MOODY'S Investors Service has raised the outlook for Malaysia's Baa1 foreign currency country ceilings to positive from stable in light of the country's strengthening external financial position.
The international rating agency also has upgraded the outlook for the Baa1 rating on the government's foreign currency bonds to positive, while maintaining the stable outlook for the A3 domestic currency bond rating.
The news boosted sentiment on the MSEB yesterday and helped the Composite Index (CI) to regain most of the ground it lost earlier in the week. The benchmark index ended the day 7.85 points or nearly 1% up at 815.4.
“Moody's announcement has certainly aided market sentiment,'' said OSK Research assistant general manager Pankaj Kumar.
Analysts said the change in the outlook for the foreign currency rating was normally a precursor to an upgrade of rating.
“I expect an upgrade to come within two months given that we already meet most of the criteria for an upgrade,” said the head of research at a leading stockbroking firm. “The coming general election will stabilise the situation and remove any concerns they (Moody's) have.''
He expects Malaysia's rating to be upgraded by a notch to A3.
The upgrade would help boost the confidence level in the private sector and, in turn, encourage private investment and consumption in the country, the research head said, adding that a higher credit rating would also mean lower cost of borrowings in the foreign debt markets.
In a statement issued in Hong Kong yesterday, Moody's said the level of foreign direct investment in Malaysia and trends in fiscal policy during 2004 in the context of national elections would be significant to any potential rating change.
The rating agency pointed out that private investment in the country had “lacked dynamism” in the last few years and the public sector had been the main driver of growth.
It said the medium-term uncertainties were the country's ability to maintain its export competitiveness if private-sector investment did not increase, and the ringgit's pegged exchange rate - in place since 1998 - which might have affected investment decisions.
Moody's said: “There does not appear to be immediate pressure on the exchange-rate regime, how long it will remain in force is unclear.”
The indicators cited by Moody's for the change in the outlook for Malaysia's foreign currency country ceilings included the large current account surpluses recorded since the Asian financial crisis of the late 1990s, last year's increase in the country's international reserves, its relatively low level of external debts and short-term debt in relation to current account receipts, and the positive trend in net international investment position.
“These factors have further reduced the country's vulnerability to external shocks and reinforced external liquidity,'' the rating agency said.
Moody's also revised yesterday, to positive from stable, the outlook for the foreign currency debt and long-term deposit ratings on six banks in Malaysia: Bumiputra-Commerce Bank Bhd, HSBC Bank Malaysia Bhd, Malayan Banking Bhd, Public Bank Bhd, RHB Bank Bhd, and Standard Chartered Bank Malaysia Bhd.
Elsewhere in the region, most stock markets also finished higher yesterday.
The Jakarta market continued to climb higher after being bogged down by concerns over bird flu earlier in the week.

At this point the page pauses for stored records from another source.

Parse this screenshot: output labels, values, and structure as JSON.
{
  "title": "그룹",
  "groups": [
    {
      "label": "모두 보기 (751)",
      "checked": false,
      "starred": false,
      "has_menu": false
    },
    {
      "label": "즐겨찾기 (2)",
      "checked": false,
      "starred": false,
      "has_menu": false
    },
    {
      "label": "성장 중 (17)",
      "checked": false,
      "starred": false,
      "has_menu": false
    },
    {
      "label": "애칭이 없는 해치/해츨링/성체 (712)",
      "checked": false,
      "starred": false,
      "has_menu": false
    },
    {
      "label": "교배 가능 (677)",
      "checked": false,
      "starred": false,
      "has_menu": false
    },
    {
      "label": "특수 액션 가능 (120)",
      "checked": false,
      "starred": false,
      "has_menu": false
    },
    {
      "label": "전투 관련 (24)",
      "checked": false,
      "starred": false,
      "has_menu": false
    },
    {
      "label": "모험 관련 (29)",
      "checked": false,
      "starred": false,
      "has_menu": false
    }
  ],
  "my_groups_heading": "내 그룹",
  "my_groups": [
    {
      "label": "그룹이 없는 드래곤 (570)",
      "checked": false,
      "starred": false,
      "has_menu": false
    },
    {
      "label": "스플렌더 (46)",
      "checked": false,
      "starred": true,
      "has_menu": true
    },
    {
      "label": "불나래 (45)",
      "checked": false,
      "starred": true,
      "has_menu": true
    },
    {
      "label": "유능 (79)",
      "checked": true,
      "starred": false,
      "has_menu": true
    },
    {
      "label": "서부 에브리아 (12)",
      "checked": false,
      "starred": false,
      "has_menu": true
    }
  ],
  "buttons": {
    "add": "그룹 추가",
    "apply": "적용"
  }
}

The Jakarta Stock Exchange Composite Index rose 22.5 points or 3% to 759.
News that Morgan Stanley Capital International Inc is looking at including Taiwan and South Korea in its developed market indices fuelled strong buying in their stock markets. Seoul's Kospi Index rose 9.3 points or 1.1% to 850 while the Taiwan Weighted Index gained 85 points or 1.4% to 6,353.
Bangkok's SET Index, however, fell 23 points or 3% to 711, halting a three-day rebound. Heightened fears that the bird flu virus had spread to pigs in Vietnam dampened sentiment on the Thai bourse, although there was no official confirmation on the matter.